### What the task asks
The reply should contain every entry exactly as given, with no pictures in it.

Collected data entries
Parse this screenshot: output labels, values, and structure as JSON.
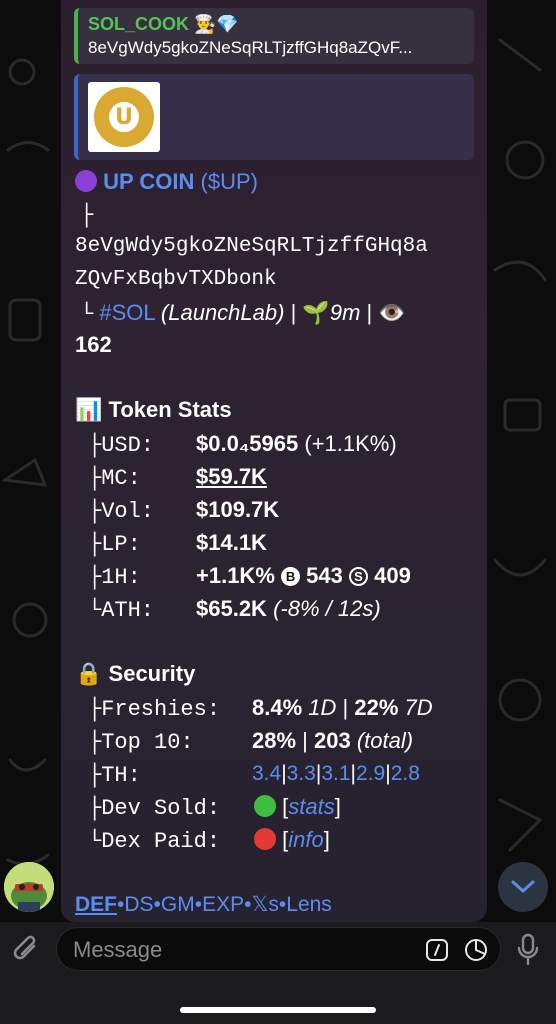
{
  "reply": {
    "sender": "SOL_COOK 👨‍🍳💎",
    "text": "8eVgWdy5gkoZNeSqRLTjzffGHq8aZQvF..."
  },
  "preview": {
    "logo_letter": "U"
  },
  "token": {
    "name": "UP COIN",
    "ticker": "($UP)",
    "branch1": "├",
    "address_line1": "8eVgWdy5gkoZNeSqRLTjzffGHq8a",
    "address_line2": "ZQvFxBqbvTXDbonk",
    "branch2": "└",
    "chain": "#SOL",
    "platform": "(LaunchLab)",
    "sep1": "|",
    "age_emoji": "🌱",
    "age": "9m",
    "sep2": "|",
    "views_emoji": "👁️",
    "views": "162"
  },
  "stats": {
    "title_emoji": "📊",
    "title": "Token Stats",
    "rows": [
      {
        "prefix": "├",
        "key": "USD:",
        "value": "$0.0₄5965",
        "extra": " (+1.1K%)"
      },
      {
        "prefix": "├",
        "key": "MC:",
        "value": "$59.7K"
      },
      {
        "prefix": "├",
        "key": "Vol:",
        "value": "$109.7K"
      },
      {
        "prefix": "├",
        "key": "LP:",
        "value": "$14.1K"
      },
      {
        "prefix": "├",
        "key": "1H:",
        "value": "+1.1K%",
        "b_icon": "B",
        "buys": "543",
        "s_icon": "S",
        "sells": "409"
      },
      {
        "prefix": "└",
        "key": "ATH:",
        "value": "$65.2K",
        "extra": "(-8% / 12s)"
      }
    ]
  },
  "security": {
    "title_emoji": "🔒",
    "title": "Security",
    "rows": [
      {
        "prefix": "├",
        "key": "Freshies:",
        "v1": "8.4%",
        "v1b": "1D",
        "sep": "|",
        "v2": "22%",
        "v2b": "7D"
      },
      {
        "prefix": "├",
        "key": "Top 10:",
        "v1": "28%",
        "sep": "|",
        "v2": "203",
        "v2b": "(total)"
      },
      {
        "prefix": "├",
        "key": "TH:",
        "holders": [
          "3.4",
          "3.3",
          "3.1",
          "2.9",
          "2.8"
        ],
        "sep": "|"
      },
      {
        "prefix": "├",
        "key": "Dev Sold:",
        "status_color": "#3fbf3f",
        "open": "[",
        "link": "stats",
        "close": "]"
      },
      {
        "prefix": "└",
        "key": "Dex Paid:",
        "status_color": "#e53935",
        "open": "[",
        "link": "info",
        "close": "]"
      }
    ]
  },
  "links": [
    "DEF",
    "DS",
    "GM",
    "EXP",
    "𝕏s",
    "Lens"
  ],
  "link_sep": "•",
  "input": {
    "placeholder": "Message"
  },
  "colors": {
    "accent": "#5b8def",
    "green": "#3fbf3f",
    "red": "#e53935",
    "name_green": "#56c256"
  }
}
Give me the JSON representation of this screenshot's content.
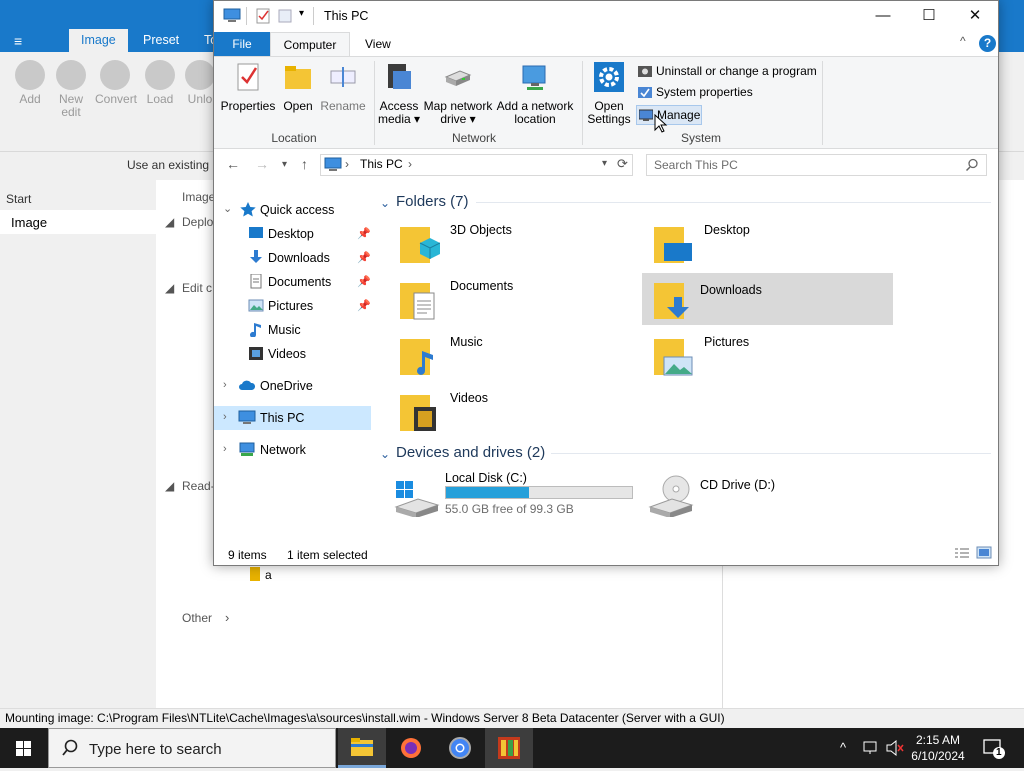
{
  "bg": {
    "menu_glyph": "≡",
    "tabs": [
      "Image",
      "Preset",
      "To"
    ],
    "tools": [
      "Add",
      "New edit",
      "Convert",
      "Load",
      "Unlo"
    ],
    "use_text": "Use an existing i",
    "start": "Start",
    "image_item": "Image",
    "col_header": "Image",
    "tree": [
      "Deplo",
      "Edit c",
      "Read-"
    ],
    "tree_leaf": "a",
    "other": "Other",
    "status": "Mounting image: C:\\Program Files\\NTLite\\Cache\\Images\\a\\sources\\install.wim - Windows Server 8 Beta Datacenter (Server with a GUI)"
  },
  "taskbar": {
    "search_placeholder": "Type here to search",
    "time": "2:15 AM",
    "date": "6/10/2024",
    "notification_count": "1"
  },
  "window": {
    "title": "This PC",
    "controls": {
      "minimize": "—",
      "maximize": "☐",
      "close": "✕"
    },
    "tabs": {
      "file": "File",
      "computer": "Computer",
      "view": "View"
    },
    "ribbon": {
      "properties": "Properties",
      "open": "Open",
      "rename": "Rename",
      "location_group": "Location",
      "access_media_1": "Access",
      "access_media_2": "media ▾",
      "map_drive_1": "Map network",
      "map_drive_2": "drive ▾",
      "add_location_1": "Add a network",
      "add_location_2": "location",
      "network_group": "Network",
      "open_settings_1": "Open",
      "open_settings_2": "Settings",
      "uninstall": "Uninstall or change a program",
      "system_properties": "System properties",
      "manage": "Manage",
      "system_group": "System"
    },
    "address": {
      "path": "This PC",
      "sep": "›"
    },
    "search_placeholder": "Search This PC",
    "nav": {
      "quick_access": "Quick access",
      "items": [
        "Desktop",
        "Downloads",
        "Documents",
        "Pictures",
        "Music",
        "Videos"
      ],
      "onedrive": "OneDrive",
      "this_pc": "This PC",
      "network": "Network"
    },
    "folders_header": "Folders (7)",
    "folders": [
      "3D Objects",
      "Desktop",
      "Documents",
      "Downloads",
      "Music",
      "Pictures",
      "Videos"
    ],
    "drives_header": "Devices and drives (2)",
    "drives": [
      {
        "name": "Local Disk (C:)",
        "free": "55.0 GB free of 99.3 GB",
        "used_fraction": 0.446
      },
      {
        "name": "CD Drive (D:)"
      }
    ],
    "status": {
      "items": "9 items",
      "selected": "1 item selected"
    }
  },
  "colors": {
    "accent": "#1979ca",
    "selection": "#cce8ff",
    "bar": "#26a0da"
  }
}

### Solution
Parse this screenshot: output labels, values, and structure as JSON.
{
  "reply": {
    "sender": "SOL_COOK 👨‍🍳💎",
    "text": "8eVgWdy5gkoZNeSqRLTjzffGHq8aZQvF..."
  },
  "preview": {
    "logo_letter": "U"
  },
  "token": {
    "name": "UP COIN",
    "ticker": "($UP)",
    "branch1": "├",
    "address_line1": "8eVgWdy5gkoZNeSqRLTjzffGHq8a",
    "address_line2": "ZQvFxBqbvTXDbonk",
    "branch2": "└",
    "chain": "#SOL",
    "platform": "(LaunchLab)",
    "sep1": "|",
    "age_emoji": "🌱",
    "age": "9m",
    "sep2": "|",
    "views_emoji": "👁️",
    "views": "162"
  },
  "stats": {
    "title_emoji": "📊",
    "title": "Token Stats",
    "rows": [
      {
        "prefix": "├",
        "key": "USD:",
        "value": "$0.0₄5965",
        "extra": " (+1.1K%)"
      },
      {
        "prefix": "├",
        "key": "MC:",
        "value": "$59.7K"
      },
      {
        "prefix": "├",
        "key": "Vol:",
        "value": "$109.7K"
      },
      {
        "prefix": "├",
        "key": "LP:",
        "value": "$14.1K"
      },
      {
        "prefix": "├",
        "key": "1H:",
        "value": "+1.1K%",
        "b_icon": "B",
        "buys": "543",
        "s_icon": "S",
        "sells": "409"
      },
      {
        "prefix": "└",
        "key": "ATH:",
        "value": "$65.2K",
        "extra": "(-8% / 12s)"
      }
    ]
  },
  "security": {
    "title_emoji": "🔒",
    "title": "Security",
    "rows": [
      {
        "prefix": "├",
        "key": "Freshies:",
        "v1": "8.4%",
        "v1b": "1D",
        "sep": "|",
        "v2": "22%",
        "v2b": "7D"
      },
      {
        "prefix": "├",
        "key": "Top 10:",
        "v1": "28%",
        "sep": "|",
        "v2": "203",
        "v2b": "(total)"
      },
      {
        "prefix": "├",
        "key": "TH:",
        "holders": [
          "3.4",
          "3.3",
          "3.1",
          "2.9",
          "2.8"
        ],
        "sep": "|"
      },
      {
        "prefix": "├",
        "key": "Dev Sold:",
        "status_color": "#3fbf3f",
        "open": "[",
        "link": "stats",
        "close": "]"
      },
      {
        "prefix": "└",
        "key": "Dex Paid:",
        "status_color": "#e53935",
        "open": "[",
        "link": "info",
        "close": "]"
      }
    ]
  },
  "links": [
    "DEF",
    "DS",
    "GM",
    "EXP",
    "𝕏s",
    "Lens"
  ],
  "link_sep": "•",
  "input": {
    "placeholder": "Message"
  },
  "colors": {
    "accent": "#5b8def",
    "green": "#3fbf3f",
    "red": "#e53935",
    "name_green": "#56c256"
  }
}
Give me the JSON representation of this screenshot's content.
{
  "bg": {
    "menu_glyph": "≡",
    "tabs": [
      "Image",
      "Preset",
      "To"
    ],
    "tools": [
      "Add",
      "New edit",
      "Convert",
      "Load",
      "Unlo"
    ],
    "use_text": "Use an existing i",
    "start": "Start",
    "image_item": "Image",
    "col_header": "Image",
    "tree": [
      "Deplo",
      "Edit c",
      "Read-"
    ],
    "tree_leaf": "a",
    "other": "Other",
    "status": "Mounting image: C:\\Program Files\\NTLite\\Cache\\Images\\a\\sources\\install.wim - Windows Server 8 Beta Datacenter (Server with a GUI)"
  },
  "taskbar": {
    "search_placeholder": "Type here to search",
    "time": "2:15 AM",
    "date": "6/10/2024",
    "notification_count": "1"
  },
  "window": {
    "title": "This PC",
    "controls": {
      "minimize": "—",
      "maximize": "☐",
      "close": "✕"
    },
    "tabs": {
      "file": "File",
      "computer": "Computer",
      "view": "View"
    },
    "ribbon": {
      "properties": "Properties",
      "open": "Open",
      "rename": "Rename",
      "location_group": "Location",
      "access_media_1": "Access",
      "access_media_2": "media ▾",
      "map_drive_1": "Map network",
      "map_drive_2": "drive ▾",
      "add_location_1": "Add a network",
      "add_location_2": "location",
      "network_group": "Network",
      "open_settings_1": "Open",
      "open_settings_2": "Settings",
      "uninstall": "Uninstall or change a program",
      "system_properties": "System properties",
      "manage": "Manage",
      "system_group": "System"
    },
    "address": {
      "path": "This PC",
      "sep": "›"
    },
    "search_placeholder": "Search This PC",
    "nav": {
      "quick_access": "Quick access",
      "items": [
        "Desktop",
        "Downloads",
        "Documents",
        "Pictures",
        "Music",
        "Videos"
      ],
      "onedrive": "OneDrive",
      "this_pc": "This PC",
      "network": "Network"
    },
    "folders_header": "Folders (7)",
    "folders": [
      "3D Objects",
      "Desktop",
      "Documents",
      "Downloads",
      "Music",
      "Pictures",
      "Videos"
    ],
    "drives_header": "Devices and drives (2)",
    "drives": [
      {
        "name": "Local Disk (C:)",
        "free": "55.0 GB free of 99.3 GB",
        "used_fraction": 0.446
      },
      {
        "name": "CD Drive (D:)"
      }
    ],
    "status": {
      "items": "9 items",
      "selected": "1 item selected"
    }
  },
  "colors": {
    "accent": "#1979ca",
    "selection": "#cce8ff",
    "bar": "#26a0da"
  }
}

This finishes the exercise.